While initially warry after pulling the negatives out of the tank, that feeling soon vanished after looking at them closely on a light table and a loupe. They looked a little bit thin, but even still, they scanned in amazing! Yes, I had to do a bit of work in post-processing, but I know of only a few films that look good straight out of the scanner. But if you’re looking for a good baseline on HR-50, use HR-DEV. I already knew that the film would have excellent acutance and fine-grain, and HR-DEV will give you exactly that; in fact, you’d have a hard time finding any grain on these negatives while maintaining excellent edge sharpness. Contrast wise; I would rate this about a middle-ground, probably thanks to the addition of a yellow filter. Of course, when working with HR-DEV, you will be using a different agitation pattern with an initial thirty seconds on constant agitation, with 2 inversions every minute. Honestly, if I can get this out of the film, I cannot wait to see what other developers can do because I don’t feel this film is a one-trick pony.
Roll 02 – Ilford Ilfotec HC
Initially, I was not too keen to develop HR-50 in a standard developer, given that it is a speciality film. But after seeing the excellent results from fellow blogger Jim Grey I was a little more comfortable. I ended up going with my standard dilution (1+63). After processing, the negatives did appear fairly thin, but then I looked back at my other negatives and saw that they all appeared a little thin. Thankfully they scanned easily, and I was able to pull a lot of detail out in post-processing. I like these results; there is excellent tonal separation and acutance, which combined creates excellent overall sharpness. While a bit more noticeable (probably due to the post-processing), the grain is pleasing and doesn’t detract from the images overall. At the same time, not my favourite, Ilfotec HC and, by extension, HC-110 and all the similar clones is a solid choice for HR-50.
Roll 03 – Ilford Ilfotec DD-X
I’m going to admit that I did not shoot these in the best light and should have gone with my 14-24mm lens instead of the 35mm, but you know you can show off the power of a film by shooting it in less than that ideal conditions. And HR-50 did not fail me; despite being low light and not getting any aperture over f/5.6 and shutter speeds over 1/30th of a second, you’ll see that these are a little soft on the edge, that’s mainly from the shallow depth of field and a touch of camera shake.
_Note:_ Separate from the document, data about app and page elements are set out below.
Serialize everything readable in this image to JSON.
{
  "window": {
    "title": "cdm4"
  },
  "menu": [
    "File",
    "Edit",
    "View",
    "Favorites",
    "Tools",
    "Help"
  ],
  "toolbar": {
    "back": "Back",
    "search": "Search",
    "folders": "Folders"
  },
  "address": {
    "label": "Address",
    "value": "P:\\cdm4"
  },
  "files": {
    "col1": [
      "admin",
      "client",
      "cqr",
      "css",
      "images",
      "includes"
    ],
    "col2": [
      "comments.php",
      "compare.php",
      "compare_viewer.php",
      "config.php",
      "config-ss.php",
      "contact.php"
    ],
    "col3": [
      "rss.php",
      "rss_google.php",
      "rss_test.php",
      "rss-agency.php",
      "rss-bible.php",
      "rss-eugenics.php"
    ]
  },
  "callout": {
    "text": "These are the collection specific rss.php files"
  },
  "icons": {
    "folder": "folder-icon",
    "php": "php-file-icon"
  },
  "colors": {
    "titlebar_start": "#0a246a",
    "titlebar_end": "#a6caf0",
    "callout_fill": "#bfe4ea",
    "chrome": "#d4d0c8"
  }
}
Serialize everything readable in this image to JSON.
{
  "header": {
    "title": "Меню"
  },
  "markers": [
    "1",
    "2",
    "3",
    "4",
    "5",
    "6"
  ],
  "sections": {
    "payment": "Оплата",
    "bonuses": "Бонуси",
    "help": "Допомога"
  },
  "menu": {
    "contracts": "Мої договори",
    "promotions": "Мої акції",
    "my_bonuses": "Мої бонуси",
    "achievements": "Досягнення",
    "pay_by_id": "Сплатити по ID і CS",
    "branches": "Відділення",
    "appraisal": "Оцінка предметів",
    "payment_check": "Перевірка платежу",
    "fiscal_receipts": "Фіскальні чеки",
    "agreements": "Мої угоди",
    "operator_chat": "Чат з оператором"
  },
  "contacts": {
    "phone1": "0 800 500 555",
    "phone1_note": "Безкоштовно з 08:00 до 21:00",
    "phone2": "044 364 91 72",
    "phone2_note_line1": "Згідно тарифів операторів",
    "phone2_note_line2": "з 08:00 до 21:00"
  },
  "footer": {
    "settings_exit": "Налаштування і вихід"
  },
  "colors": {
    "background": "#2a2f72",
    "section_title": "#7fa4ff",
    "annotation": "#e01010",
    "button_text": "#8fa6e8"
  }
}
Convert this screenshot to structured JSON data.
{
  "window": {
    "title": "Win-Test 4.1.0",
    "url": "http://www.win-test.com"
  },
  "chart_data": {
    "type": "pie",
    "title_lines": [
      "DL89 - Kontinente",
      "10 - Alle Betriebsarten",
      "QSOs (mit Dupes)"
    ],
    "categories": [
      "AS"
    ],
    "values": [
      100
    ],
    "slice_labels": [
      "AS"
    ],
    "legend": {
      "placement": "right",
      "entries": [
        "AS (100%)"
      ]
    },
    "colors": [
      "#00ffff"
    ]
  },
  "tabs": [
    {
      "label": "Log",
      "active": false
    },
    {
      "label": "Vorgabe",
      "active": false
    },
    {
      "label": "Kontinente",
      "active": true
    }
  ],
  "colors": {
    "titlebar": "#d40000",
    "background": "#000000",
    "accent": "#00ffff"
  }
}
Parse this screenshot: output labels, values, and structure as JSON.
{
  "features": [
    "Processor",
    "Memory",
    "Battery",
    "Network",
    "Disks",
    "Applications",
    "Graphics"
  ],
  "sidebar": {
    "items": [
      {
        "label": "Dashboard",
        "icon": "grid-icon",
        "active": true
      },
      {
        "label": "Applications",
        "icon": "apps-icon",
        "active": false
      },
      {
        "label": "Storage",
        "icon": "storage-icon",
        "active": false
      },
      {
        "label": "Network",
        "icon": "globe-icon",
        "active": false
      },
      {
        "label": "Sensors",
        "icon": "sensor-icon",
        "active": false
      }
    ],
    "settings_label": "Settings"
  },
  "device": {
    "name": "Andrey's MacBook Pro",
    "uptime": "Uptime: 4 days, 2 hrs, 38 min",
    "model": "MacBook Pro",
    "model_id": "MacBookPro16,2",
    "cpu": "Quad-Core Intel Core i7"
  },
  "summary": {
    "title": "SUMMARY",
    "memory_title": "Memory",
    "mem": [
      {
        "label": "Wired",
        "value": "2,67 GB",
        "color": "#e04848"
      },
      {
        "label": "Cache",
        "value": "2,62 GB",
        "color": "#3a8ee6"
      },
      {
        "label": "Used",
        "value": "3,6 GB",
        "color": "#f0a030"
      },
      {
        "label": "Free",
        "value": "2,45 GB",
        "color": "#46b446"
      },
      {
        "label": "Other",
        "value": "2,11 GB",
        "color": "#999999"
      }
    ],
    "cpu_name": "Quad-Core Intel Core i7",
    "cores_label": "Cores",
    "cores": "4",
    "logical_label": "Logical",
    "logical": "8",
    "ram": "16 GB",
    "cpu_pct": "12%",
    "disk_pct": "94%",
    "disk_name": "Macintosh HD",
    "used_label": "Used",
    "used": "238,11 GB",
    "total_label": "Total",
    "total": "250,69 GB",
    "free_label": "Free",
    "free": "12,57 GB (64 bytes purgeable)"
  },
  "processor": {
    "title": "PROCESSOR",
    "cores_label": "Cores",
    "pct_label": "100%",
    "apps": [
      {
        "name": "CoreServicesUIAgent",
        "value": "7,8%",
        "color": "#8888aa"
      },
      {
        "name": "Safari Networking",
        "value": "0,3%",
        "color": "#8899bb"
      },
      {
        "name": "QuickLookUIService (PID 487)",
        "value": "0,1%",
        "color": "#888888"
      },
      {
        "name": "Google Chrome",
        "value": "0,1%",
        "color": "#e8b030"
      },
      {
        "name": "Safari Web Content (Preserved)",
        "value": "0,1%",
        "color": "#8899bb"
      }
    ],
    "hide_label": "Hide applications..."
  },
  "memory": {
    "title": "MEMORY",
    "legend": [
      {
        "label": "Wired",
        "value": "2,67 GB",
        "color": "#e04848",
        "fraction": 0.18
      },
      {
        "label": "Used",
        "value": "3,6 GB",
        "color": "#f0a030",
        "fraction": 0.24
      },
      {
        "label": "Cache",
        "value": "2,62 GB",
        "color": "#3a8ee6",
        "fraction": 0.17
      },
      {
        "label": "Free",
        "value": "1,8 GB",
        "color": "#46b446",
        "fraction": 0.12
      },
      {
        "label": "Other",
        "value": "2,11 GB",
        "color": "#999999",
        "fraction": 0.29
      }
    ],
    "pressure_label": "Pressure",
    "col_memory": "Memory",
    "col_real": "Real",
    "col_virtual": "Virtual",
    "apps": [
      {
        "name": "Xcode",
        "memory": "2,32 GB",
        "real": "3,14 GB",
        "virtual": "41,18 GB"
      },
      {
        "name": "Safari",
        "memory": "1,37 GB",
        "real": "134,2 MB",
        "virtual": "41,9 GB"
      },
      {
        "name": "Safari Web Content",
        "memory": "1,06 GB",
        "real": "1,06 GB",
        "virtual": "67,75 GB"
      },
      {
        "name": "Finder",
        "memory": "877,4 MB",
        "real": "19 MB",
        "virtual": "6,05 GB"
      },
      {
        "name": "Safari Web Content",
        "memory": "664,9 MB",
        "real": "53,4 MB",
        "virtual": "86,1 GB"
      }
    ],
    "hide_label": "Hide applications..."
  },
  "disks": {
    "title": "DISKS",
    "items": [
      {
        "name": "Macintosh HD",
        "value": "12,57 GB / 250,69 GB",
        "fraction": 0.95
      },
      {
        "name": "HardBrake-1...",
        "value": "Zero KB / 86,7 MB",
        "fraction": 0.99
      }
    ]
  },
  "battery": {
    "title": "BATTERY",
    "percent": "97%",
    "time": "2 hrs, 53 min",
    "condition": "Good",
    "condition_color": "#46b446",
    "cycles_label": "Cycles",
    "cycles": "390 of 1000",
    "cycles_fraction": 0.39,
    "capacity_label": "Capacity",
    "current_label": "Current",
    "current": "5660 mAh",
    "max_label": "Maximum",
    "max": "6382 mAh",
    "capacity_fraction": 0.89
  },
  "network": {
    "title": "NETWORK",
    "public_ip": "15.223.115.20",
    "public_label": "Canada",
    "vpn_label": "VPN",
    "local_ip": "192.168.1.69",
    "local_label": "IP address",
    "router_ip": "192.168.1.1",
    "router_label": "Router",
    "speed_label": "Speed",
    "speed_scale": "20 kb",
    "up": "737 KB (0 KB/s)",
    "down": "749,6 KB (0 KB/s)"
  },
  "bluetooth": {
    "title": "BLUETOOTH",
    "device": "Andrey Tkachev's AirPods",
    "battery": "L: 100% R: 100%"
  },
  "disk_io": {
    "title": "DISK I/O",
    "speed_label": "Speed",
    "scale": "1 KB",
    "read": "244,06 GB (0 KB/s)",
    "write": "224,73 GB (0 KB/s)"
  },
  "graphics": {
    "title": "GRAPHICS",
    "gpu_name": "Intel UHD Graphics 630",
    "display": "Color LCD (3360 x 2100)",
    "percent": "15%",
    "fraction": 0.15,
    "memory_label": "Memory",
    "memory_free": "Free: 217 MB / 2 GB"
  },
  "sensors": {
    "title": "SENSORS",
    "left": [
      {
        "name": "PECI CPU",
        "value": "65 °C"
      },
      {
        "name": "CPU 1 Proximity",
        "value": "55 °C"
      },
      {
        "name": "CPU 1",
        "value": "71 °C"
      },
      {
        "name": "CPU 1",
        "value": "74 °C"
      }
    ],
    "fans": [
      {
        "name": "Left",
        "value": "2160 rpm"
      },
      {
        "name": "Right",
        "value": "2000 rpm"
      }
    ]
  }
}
Ilford DD-X is a developer I had only used once before but decided to get another bottle specifically to review the developer and give myself another developer for HR-50. In DD-X, you get the same middle contrast but a soft tonality; you get the same blacks and whites, but the greys in between are magic. You get the same fine grain and a decent amount of sharpness, I’m sure it would be better under brighter conditions, but honestly, I like the middle sharpness given the conditions. And given that DD-X is a lot easier to get here in North America, it’s an excellent choice next to HC-110.
Roll 04 – Adox FX-39 II
Despite not being the matched-pair developer, I like these results better than the ones I got with HR-DEV. In fact, I’d almost rate FX-39 as the better developer for HR-50. First off, the tones are dead perfect, with excellent separation. The contrast is far lower than I would expect, but without losing any whites or blacks. This separation added with edge sharpness makes for amazingly sharp images without any increase in the apparent grain. I would love to make prints from these, but they would be a pain to focus on in the darkroom! Yes, this is my favourite combination for HR-50.
I am not a speciality film guy, but HR-50 has certainly caught my eye. As a negative film, it is amazing, and oddly enough, it wasn’t the HRDEV that sold me on the film. It was FX-39II; it is by far my favourite. As a slow film, it is perfect for bright sunny conditions and loves a pale yellow filter. Sharp and fine-grained across all developers, and feel free to use it with any normal developer. It handles low dilution HC-110/Ilfotec HC and DD-X rather well and will probably work excellent with a low dilution Rodinal mix. While it can be tricky to find, it is available through the Fotoimpex site and Argentix.ca. I have not seen it on shelves of brick & mortar stores. And expect to see this film again in a different form next year!